The pace of vaccinations seems to have stabilized after its recent drop. The state reports 229,000 shots were given over the last week, up six thousand from the previous seven days. 4,288,322 shots have been given in the state and 35.7% of state residents have gotten at least one shot, up just .9% from a week ago. 28.4% (1,940,138) of the state’s population is fully vaccinated, up 2.9% from last week.
The Knox County Health Department reported 30 new cases today, bringing county totals to 43,242 confirmed cases and 8,615 probable cases. The county averaged 24 new cases per day this week, a drop from 33 a week ago. 50,668 cases are considered inactive, while 554 Knox County residents are currently COVID-positive, a decrease of 102 since last week.
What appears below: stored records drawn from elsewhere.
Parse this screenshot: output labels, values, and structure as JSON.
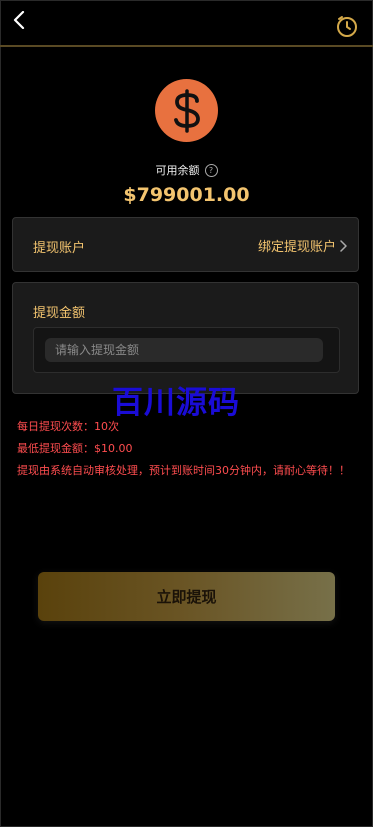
{
  "header": {
    "back_icon": "chevron-left-icon",
    "history_icon": "history-clock-icon"
  },
  "balance": {
    "icon": "dollar-coin-icon",
    "label": "可用余额",
    "help_glyph": "?",
    "amount": "$799001.00"
  },
  "account": {
    "label": "提现账户",
    "bind_label": "绑定提现账户"
  },
  "amount": {
    "label": "提现金额",
    "placeholder": "请输入提现金额"
  },
  "watermark": "百川源码",
  "notes": [
    "每日提现次数：10次",
    "最低提现金额：$10.00",
    "提现由系统自动审核处理，预计到账时间30分钟内，请耐心等待！！"
  ],
  "submit_label": "立即提现",
  "colors": {
    "accent_gold": "#f3c46f",
    "coin_orange": "#e8713f",
    "note_red": "#ff4d4f",
    "watermark_blue": "#1a0cd6"
  }
}
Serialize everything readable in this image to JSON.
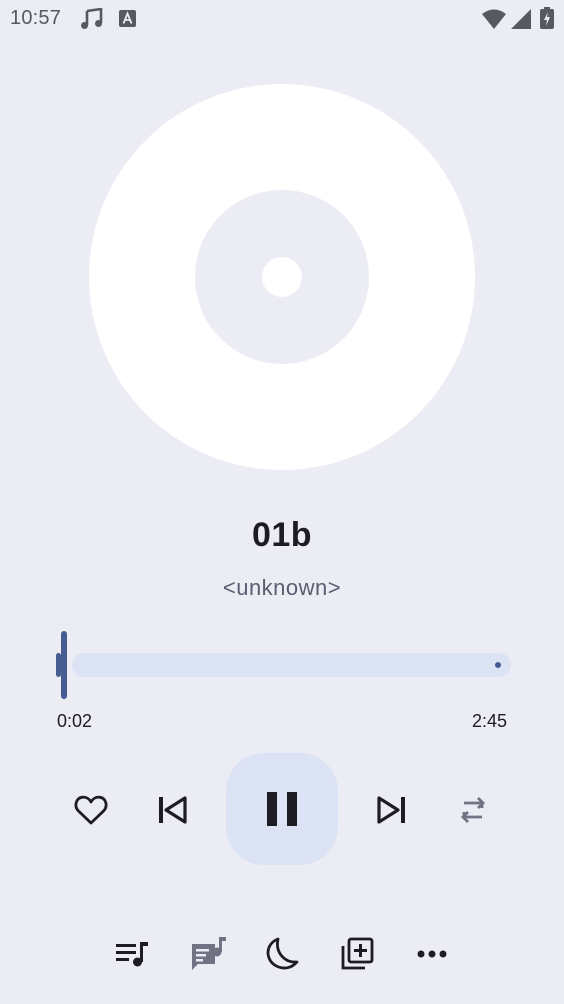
{
  "status_bar": {
    "time": "10:57",
    "icons": [
      "music-note-icon",
      "font-a-icon",
      "wifi-icon",
      "cell-signal-icon",
      "battery-charging-icon"
    ]
  },
  "track": {
    "title": "01b",
    "artist": "<unknown>"
  },
  "progress": {
    "elapsed": "0:02",
    "total": "2:45",
    "fraction": 0.012
  },
  "controls": {
    "favorite": "heart-icon",
    "previous": "skip-previous-icon",
    "play_pause": "pause-icon",
    "next": "skip-next-icon",
    "repeat": "repeat-icon"
  },
  "bottom_bar": {
    "items": [
      "queue-music-icon",
      "lyrics-icon",
      "sleep-timer-moon-icon",
      "add-to-playlist-icon",
      "more-options-icon"
    ]
  },
  "colors": {
    "background": "#ebecf4",
    "accent": "#475d92",
    "accent_container": "#dce3f5",
    "on_surface": "#1c1c22",
    "on_surface_variant": "#5b5e70"
  }
}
There are 16 COVID-positive Knox County residents currently in the hospital, down from 32 a week ago. This is the lowest this number has reached since I began tracking it last July. 1,401 Knox County residents have been hospitalized with the virus at some time in the last fourteen months.
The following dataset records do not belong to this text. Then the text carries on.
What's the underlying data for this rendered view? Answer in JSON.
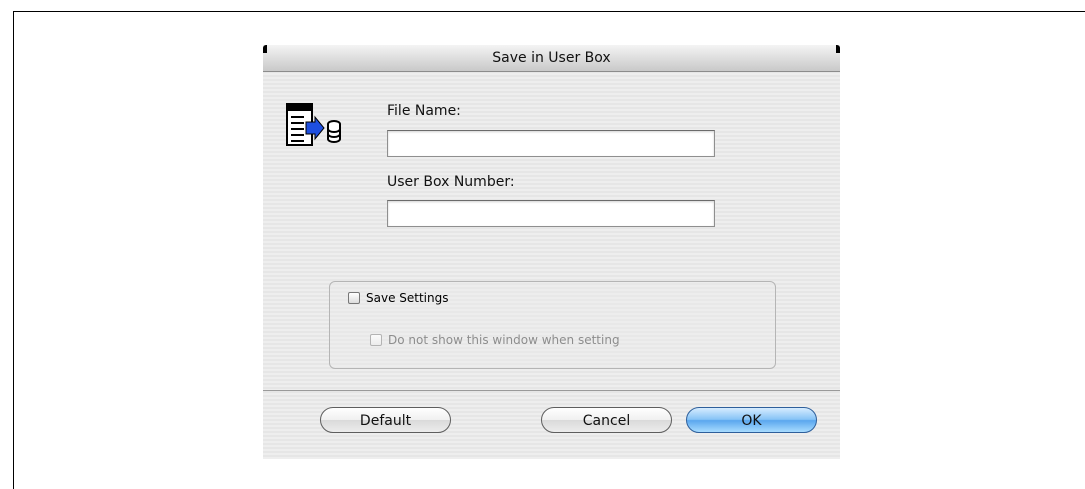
{
  "dialog": {
    "title": "Save in User Box",
    "icon": "save-to-box-icon"
  },
  "form": {
    "file_name_label": "File Name:",
    "file_name_value": "",
    "user_box_number_label": "User Box Number:",
    "user_box_number_value": ""
  },
  "settings": {
    "save_settings_label": "Save Settings",
    "save_settings_checked": false,
    "do_not_show_label": "Do not show this window when setting",
    "do_not_show_checked": false,
    "do_not_show_enabled": false
  },
  "buttons": {
    "default_label": "Default",
    "cancel_label": "Cancel",
    "ok_label": "OK"
  },
  "colors": {
    "ok_button": "#6fb6f2",
    "dialog_background": "#e9e9e9"
  }
}
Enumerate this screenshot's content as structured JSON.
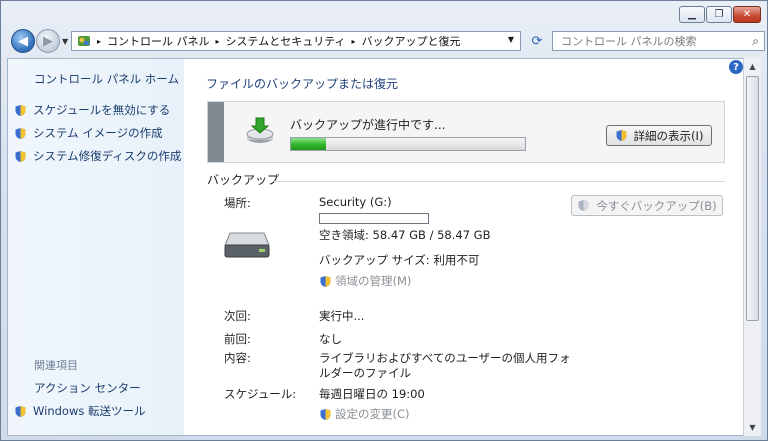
{
  "window_controls": {
    "minimize": "▁",
    "maximize": "❐",
    "close": "✕"
  },
  "nav": {
    "back": "◀",
    "forward": "▶",
    "dropdown": "▼"
  },
  "breadcrumb": [
    "コントロール パネル",
    "システムとセキュリティ",
    "バックアップと復元"
  ],
  "breadcrumb_sep": "▸",
  "address_dropdown": "▼",
  "refresh_icon": "⟳",
  "search": {
    "placeholder": "コントロール パネルの検索",
    "icon": "⌕"
  },
  "sidebar": {
    "home": "コントロール パネル ホーム",
    "tasks": [
      "スケジュールを無効にする",
      "システム イメージの作成",
      "システム修復ディスクの作成"
    ],
    "related_title": "関連項目",
    "related": [
      "アクション センター",
      "Windows 転送ツール"
    ]
  },
  "main": {
    "heading": "ファイルのバックアップまたは復元",
    "progress": {
      "status": "バックアップが進行中です...",
      "value_percent": 15
    },
    "details_button": "詳細の表示(I)",
    "section": "バックアップ",
    "location": {
      "label": "場所:",
      "drive": "Security (G:)",
      "free": "空き領域: 58.47 GB / 58.47 GB",
      "usage_percent": 0,
      "backup_size": "バックアップ サイズ: 利用不可",
      "manage": "領域の管理(M)"
    },
    "backup_now": "今すぐバックアップ(B)",
    "details": [
      {
        "label": "次回:",
        "value": "実行中..."
      },
      {
        "label": "前回:",
        "value": "なし"
      },
      {
        "label": "内容:",
        "value": "ライブラリおよびすべてのユーザーの個人用フォルダーのファイル"
      },
      {
        "label": "スケジュール:",
        "value": "毎週日曜日の 19:00"
      }
    ],
    "content_lines": [
      "ライブラリおよびすべてのユーザーの個人用フォ",
      "ルダーのファイル"
    ],
    "change_settings": "設定の変更(C)"
  },
  "help": "?",
  "scroll": {
    "up": "▲",
    "down": "▼"
  },
  "colors": {
    "accent": "#1b3d6e",
    "progress": "#2fb52b",
    "disabled": "#8a8f96"
  }
}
One additional COVID-19 death was reported today, making two over the last seven days. 635 Knox County residents have died of the virus since it began. Six deaths were reported last week. Of the two from this week, both were in the 45 to 64 age group.
The state is reporting a 5.1% positive test rate for the county, a .8% improvement over last week and, perhaps, the best in the county in nearly a year. The county is reporting 346,427 vaccinations have been given in the county, with 19,700 of those given in the last seven days. Over 23,000 were given the previous week. 41.72% of Knox County residents have gotten at least one shot, up almost 1% from last week. 159,488 county residents (33.3%) are fully vaccinated, up from 30.1% a week ago. The county continues to lead the state by about 6% in first vaccinations and 5% full vaccinations. The county is close to the U.S. average for vaccinations (45%/33%).
Updated metrics from the Knox County Health Department are green for cases, health capacity and hospital capacity and yellow for both testing and deaths. The metrics are based on a two-week window and while the metric for deaths shifted from green to yellow, that was due to the six deaths reported last week and, unless there is a surge of deaths, should return to green next week.
I’ve been including a link to the New York Times page for Knox Countyfor several weeks, as it gives their detailed analysis of where each county in the U.S. stands. A reader pointed out last week that their standards for each category are very strict. The great thing about the site, in my opinion, is that all the data is there and you can make your own determination. I don’t know of any other source that lays out that much data down to a county level. In good news, this week they dropped their estimate of our risk level from extremely high to high as our metrics continue to improve.
Active case numbers in Knox Count Schools have fallen to 44 from 56 reported a week ago. The University of Tennessee is reporting just 7 active cases, down from 14 a week ago.